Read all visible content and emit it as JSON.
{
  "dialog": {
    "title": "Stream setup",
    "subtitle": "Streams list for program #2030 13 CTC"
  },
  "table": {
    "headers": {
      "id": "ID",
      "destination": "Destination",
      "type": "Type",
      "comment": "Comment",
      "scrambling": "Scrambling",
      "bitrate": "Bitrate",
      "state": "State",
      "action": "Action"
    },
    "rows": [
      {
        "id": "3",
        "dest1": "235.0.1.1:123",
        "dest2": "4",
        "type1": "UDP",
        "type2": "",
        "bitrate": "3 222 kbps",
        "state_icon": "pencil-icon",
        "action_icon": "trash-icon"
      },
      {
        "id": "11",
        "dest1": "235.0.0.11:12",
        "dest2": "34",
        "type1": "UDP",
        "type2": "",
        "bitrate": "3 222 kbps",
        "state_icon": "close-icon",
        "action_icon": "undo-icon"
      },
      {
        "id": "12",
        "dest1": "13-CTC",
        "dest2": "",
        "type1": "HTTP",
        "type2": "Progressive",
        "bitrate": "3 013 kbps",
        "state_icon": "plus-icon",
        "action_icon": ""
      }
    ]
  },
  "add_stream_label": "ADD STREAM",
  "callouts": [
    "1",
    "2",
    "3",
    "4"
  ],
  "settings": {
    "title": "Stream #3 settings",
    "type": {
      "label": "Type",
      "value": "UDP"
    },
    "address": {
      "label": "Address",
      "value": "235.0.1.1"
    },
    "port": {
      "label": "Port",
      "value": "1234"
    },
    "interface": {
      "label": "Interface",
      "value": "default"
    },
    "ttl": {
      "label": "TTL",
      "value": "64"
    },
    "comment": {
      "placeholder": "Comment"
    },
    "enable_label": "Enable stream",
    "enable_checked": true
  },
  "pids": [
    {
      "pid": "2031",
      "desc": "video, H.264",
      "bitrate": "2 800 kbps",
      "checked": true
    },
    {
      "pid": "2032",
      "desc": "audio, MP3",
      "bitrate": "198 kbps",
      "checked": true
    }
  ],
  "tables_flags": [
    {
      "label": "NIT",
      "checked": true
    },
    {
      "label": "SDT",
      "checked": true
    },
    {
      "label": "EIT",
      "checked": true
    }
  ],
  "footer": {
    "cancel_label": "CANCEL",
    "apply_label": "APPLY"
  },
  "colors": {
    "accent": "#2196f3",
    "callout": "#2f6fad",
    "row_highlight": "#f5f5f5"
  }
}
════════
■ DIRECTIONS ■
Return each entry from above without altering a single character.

■ TASK ANSWER ■
Read all visible content and emit it as JSON.
{
  "dialog": {
    "title": "Stream setup",
    "subtitle": "Streams list for program #2030 13 CTC"
  },
  "table": {
    "headers": {
      "id": "ID",
      "destination": "Destination",
      "type": "Type",
      "comment": "Comment",
      "scrambling": "Scrambling",
      "bitrate": "Bitrate",
      "state": "State",
      "action": "Action"
    },
    "rows": [
      {
        "id": "3",
        "dest1": "235.0.1.1:123",
        "dest2": "4",
        "type1": "UDP",
        "type2": "",
        "bitrate": "3 222 kbps",
        "state_icon": "pencil-icon",
        "action_icon": "trash-icon"
      },
      {
        "id": "11",
        "dest1": "235.0.0.11:12",
        "dest2": "34",
        "type1": "UDP",
        "type2": "",
        "bitrate": "3 222 kbps",
        "state_icon": "close-icon",
        "action_icon": "undo-icon"
      },
      {
        "id": "12",
        "dest1": "13-CTC",
        "dest2": "",
        "type1": "HTTP",
        "type2": "Progressive",
        "bitrate": "3 013 kbps",
        "state_icon": "plus-icon",
        "action_icon": ""
      }
    ]
  },
  "add_stream_label": "ADD STREAM",
  "callouts": [
    "1",
    "2",
    "3",
    "4"
  ],
  "settings": {
    "title": "Stream #3 settings",
    "type": {
      "label": "Type",
      "value": "UDP"
    },
    "address": {
      "label": "Address",
      "value": "235.0.1.1"
    },
    "port": {
      "label": "Port",
      "value": "1234"
    },
    "interface": {
      "label": "Interface",
      "value": "default"
    },
    "ttl": {
      "label": "TTL",
      "value": "64"
    },
    "comment": {
      "placeholder": "Comment"
    },
    "enable_label": "Enable stream",
    "enable_checked": true
  },
  "pids": [
    {
      "pid": "2031",
      "desc": "video, H.264",
      "bitrate": "2 800 kbps",
      "checked": true
    },
    {
      "pid": "2032",
      "desc": "audio, MP3",
      "bitrate": "198 kbps",
      "checked": true
    }
  ],
  "tables_flags": [
    {
      "label": "NIT",
      "checked": true
    },
    {
      "label": "SDT",
      "checked": true
    },
    {
      "label": "EIT",
      "checked": true
    }
  ],
  "footer": {
    "cancel_label": "CANCEL",
    "apply_label": "APPLY"
  },
  "colors": {
    "accent": "#2196f3",
    "callout": "#2f6fad",
    "row_highlight": "#f5f5f5"
  }
}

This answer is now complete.